What needs to be done:
Go through the entries below. Copy out every line that contains "text".

(Information supplied begins)

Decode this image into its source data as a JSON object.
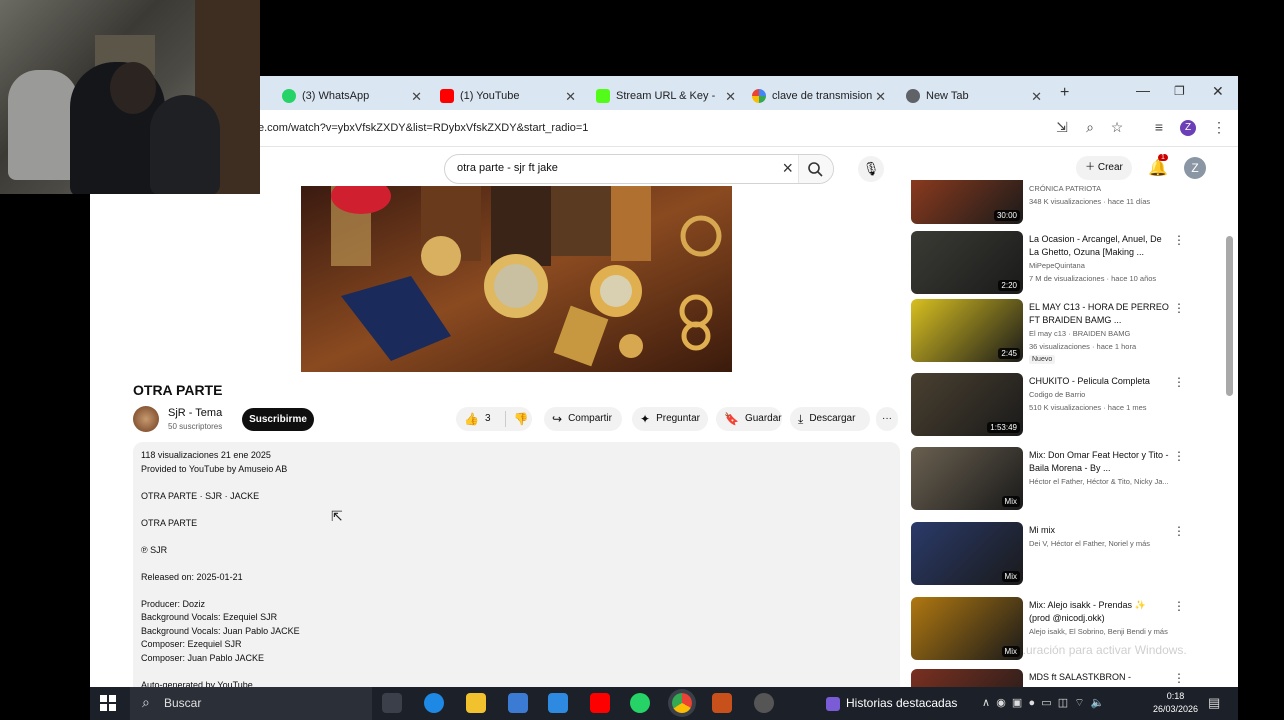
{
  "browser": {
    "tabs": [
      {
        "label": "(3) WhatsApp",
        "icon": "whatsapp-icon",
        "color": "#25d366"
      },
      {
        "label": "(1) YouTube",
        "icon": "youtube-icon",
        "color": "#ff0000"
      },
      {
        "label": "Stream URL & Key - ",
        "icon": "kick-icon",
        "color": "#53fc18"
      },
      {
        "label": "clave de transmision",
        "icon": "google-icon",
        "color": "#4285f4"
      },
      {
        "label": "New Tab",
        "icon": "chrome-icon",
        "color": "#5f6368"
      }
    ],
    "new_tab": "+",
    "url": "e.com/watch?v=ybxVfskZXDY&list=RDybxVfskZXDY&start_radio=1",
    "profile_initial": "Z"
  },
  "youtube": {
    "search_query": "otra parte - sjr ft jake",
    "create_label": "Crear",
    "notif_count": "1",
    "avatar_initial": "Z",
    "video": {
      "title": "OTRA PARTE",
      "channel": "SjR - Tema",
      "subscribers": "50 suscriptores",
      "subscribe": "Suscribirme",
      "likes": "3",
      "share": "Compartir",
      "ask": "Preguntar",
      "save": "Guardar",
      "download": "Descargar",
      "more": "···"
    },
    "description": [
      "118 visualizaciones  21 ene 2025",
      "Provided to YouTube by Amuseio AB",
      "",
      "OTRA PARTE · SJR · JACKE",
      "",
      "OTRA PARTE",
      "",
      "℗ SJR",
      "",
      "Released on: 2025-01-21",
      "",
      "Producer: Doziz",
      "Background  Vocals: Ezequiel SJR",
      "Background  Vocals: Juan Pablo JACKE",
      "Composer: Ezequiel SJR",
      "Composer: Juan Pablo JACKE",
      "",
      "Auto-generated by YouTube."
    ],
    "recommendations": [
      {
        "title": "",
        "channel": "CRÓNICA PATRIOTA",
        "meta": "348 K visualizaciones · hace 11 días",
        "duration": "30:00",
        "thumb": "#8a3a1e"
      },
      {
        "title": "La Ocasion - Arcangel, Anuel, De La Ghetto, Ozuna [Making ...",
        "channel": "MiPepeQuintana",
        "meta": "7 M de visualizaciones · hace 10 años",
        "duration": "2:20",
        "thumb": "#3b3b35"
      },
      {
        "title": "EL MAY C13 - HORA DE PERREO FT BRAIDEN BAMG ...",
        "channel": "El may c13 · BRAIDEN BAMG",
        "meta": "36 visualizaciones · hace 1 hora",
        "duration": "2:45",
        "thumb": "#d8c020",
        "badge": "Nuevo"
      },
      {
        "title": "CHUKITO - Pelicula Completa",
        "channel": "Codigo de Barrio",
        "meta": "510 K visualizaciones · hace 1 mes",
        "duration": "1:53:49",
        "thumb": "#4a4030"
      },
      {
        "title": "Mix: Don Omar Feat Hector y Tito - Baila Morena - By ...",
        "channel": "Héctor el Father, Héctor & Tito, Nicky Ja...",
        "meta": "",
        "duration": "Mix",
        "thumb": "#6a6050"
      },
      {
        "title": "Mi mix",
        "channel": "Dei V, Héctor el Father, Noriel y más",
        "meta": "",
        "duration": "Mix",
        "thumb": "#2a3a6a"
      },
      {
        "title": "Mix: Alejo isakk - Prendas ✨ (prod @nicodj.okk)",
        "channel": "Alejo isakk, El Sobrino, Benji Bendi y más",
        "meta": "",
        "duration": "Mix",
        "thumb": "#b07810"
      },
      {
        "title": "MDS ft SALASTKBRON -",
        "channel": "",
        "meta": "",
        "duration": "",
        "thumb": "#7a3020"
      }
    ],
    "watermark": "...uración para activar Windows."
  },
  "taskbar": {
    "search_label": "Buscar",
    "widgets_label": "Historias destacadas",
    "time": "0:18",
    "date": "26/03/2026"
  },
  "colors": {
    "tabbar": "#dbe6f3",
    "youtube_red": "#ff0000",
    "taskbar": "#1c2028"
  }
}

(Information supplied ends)
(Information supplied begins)

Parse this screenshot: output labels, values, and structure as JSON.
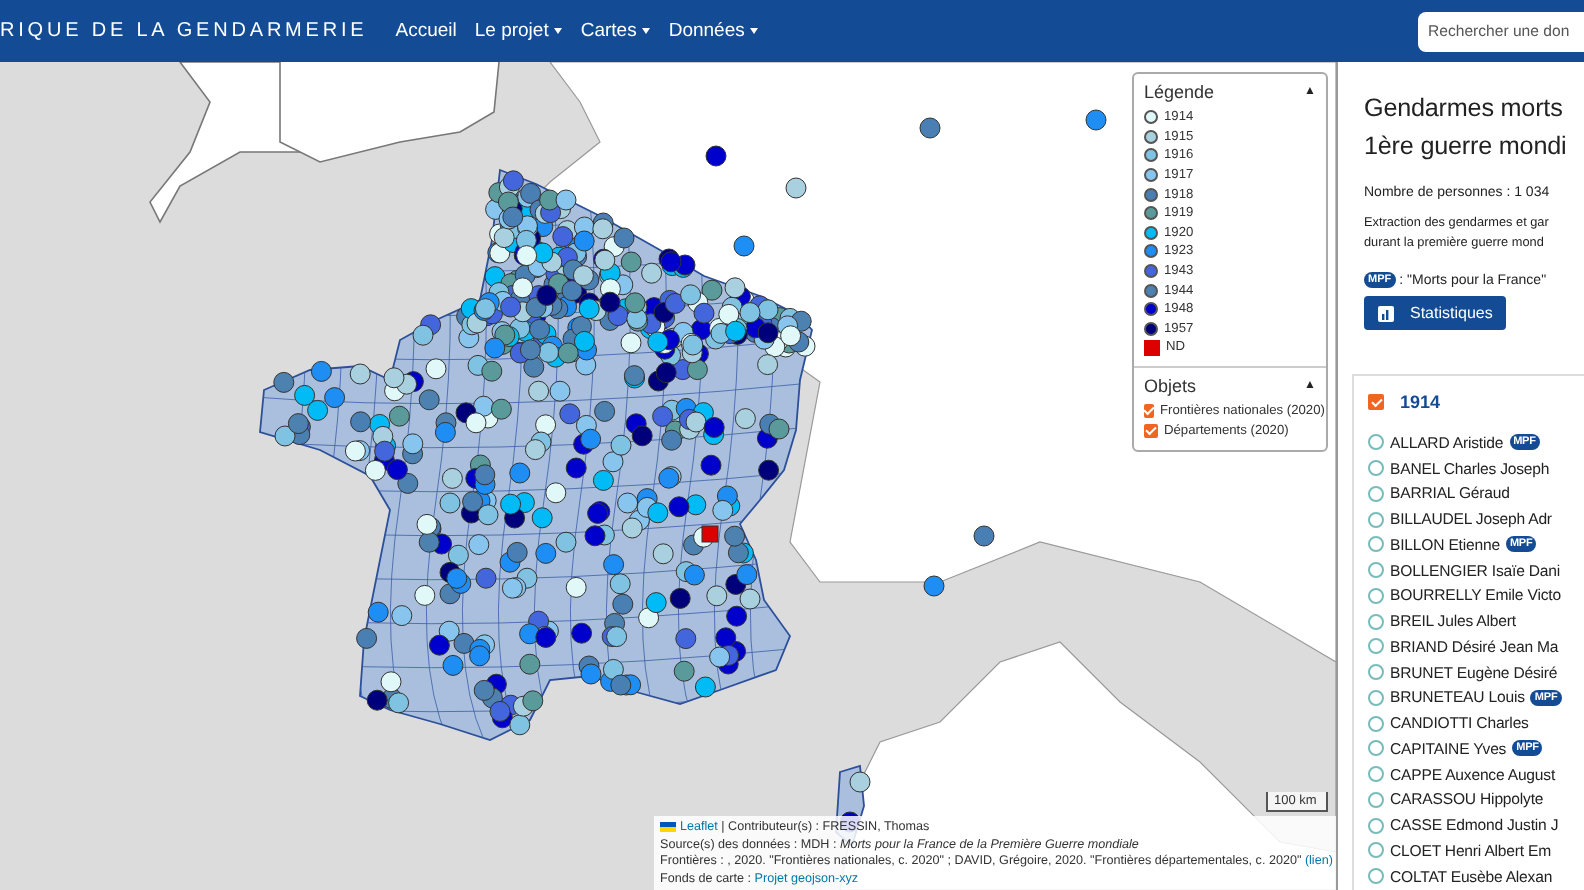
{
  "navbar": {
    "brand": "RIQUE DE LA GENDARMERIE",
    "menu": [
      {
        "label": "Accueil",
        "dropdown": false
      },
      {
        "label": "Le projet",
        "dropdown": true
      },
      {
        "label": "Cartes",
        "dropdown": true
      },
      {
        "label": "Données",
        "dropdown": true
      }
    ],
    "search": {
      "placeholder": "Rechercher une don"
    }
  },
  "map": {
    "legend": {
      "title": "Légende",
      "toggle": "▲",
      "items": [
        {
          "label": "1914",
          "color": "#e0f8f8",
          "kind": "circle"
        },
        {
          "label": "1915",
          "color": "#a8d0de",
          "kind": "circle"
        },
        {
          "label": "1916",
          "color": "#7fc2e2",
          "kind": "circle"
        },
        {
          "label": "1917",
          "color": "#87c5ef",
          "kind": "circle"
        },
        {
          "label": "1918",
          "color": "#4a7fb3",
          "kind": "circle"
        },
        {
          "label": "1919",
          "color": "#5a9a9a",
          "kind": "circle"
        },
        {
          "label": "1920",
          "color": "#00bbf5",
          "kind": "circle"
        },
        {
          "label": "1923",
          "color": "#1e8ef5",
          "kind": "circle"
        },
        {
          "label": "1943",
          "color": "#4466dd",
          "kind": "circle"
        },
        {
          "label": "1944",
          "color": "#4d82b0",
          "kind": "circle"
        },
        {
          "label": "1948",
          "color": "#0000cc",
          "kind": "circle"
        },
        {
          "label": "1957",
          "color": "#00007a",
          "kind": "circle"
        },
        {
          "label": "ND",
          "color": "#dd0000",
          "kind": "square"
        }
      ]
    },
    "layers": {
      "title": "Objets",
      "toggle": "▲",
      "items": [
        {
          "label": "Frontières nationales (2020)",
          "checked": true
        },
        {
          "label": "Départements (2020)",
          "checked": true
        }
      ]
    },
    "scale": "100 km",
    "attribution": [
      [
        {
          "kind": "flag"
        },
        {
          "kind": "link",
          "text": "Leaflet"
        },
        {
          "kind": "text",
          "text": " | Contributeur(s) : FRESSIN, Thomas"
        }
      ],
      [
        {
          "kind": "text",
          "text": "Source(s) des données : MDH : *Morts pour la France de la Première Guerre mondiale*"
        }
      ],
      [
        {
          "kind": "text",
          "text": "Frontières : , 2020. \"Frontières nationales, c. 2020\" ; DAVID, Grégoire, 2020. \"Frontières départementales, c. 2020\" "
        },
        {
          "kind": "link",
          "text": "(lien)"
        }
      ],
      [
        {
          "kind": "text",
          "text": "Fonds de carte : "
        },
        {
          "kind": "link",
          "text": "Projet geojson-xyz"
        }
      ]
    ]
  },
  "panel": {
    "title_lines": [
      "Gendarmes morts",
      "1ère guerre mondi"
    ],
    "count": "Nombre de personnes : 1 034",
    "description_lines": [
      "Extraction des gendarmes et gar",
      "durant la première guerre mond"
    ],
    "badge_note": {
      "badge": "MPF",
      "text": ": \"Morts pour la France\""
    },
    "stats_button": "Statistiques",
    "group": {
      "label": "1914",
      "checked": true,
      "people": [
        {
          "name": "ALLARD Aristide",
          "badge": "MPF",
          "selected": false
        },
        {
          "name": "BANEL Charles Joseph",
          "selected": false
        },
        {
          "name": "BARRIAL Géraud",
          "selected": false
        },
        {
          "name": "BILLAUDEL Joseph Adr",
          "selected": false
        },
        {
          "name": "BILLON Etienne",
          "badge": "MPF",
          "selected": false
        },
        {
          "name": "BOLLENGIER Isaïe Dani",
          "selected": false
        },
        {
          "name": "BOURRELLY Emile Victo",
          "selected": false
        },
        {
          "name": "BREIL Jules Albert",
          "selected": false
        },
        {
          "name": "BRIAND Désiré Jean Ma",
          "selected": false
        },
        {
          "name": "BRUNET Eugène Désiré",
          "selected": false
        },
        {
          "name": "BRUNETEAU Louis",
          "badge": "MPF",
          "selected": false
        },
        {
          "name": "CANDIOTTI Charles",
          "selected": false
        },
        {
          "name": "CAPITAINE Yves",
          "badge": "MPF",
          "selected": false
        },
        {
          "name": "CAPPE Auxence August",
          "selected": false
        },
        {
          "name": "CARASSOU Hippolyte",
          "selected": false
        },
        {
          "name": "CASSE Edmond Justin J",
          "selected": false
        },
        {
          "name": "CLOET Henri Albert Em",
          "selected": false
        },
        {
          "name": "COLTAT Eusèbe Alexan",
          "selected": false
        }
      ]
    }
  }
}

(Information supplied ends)

Reply to the exercise:
          "text": "Leaflet"
          "kind": "text",
          "text": " | Contributeur(s) : FRESSIN, Thomas"
          "kind": "text",
          "text": "Source(s) des données : MDH : *Morts pour la France de la Première Guerre mondiale*"
          "kind": "text",
          "text": "Frontières : , 2020. \"Frontières nationales, c. 2020\" ; DAVID, Grégoire, 2020. \"Frontières départementales, c. 2020\" "
          "text": "(lien)"
          "kind": "text",
          "text": "Fonds de carte : "
          "text": "Projet geojson-xyz"
      "text": ": \"Morts pour la France\""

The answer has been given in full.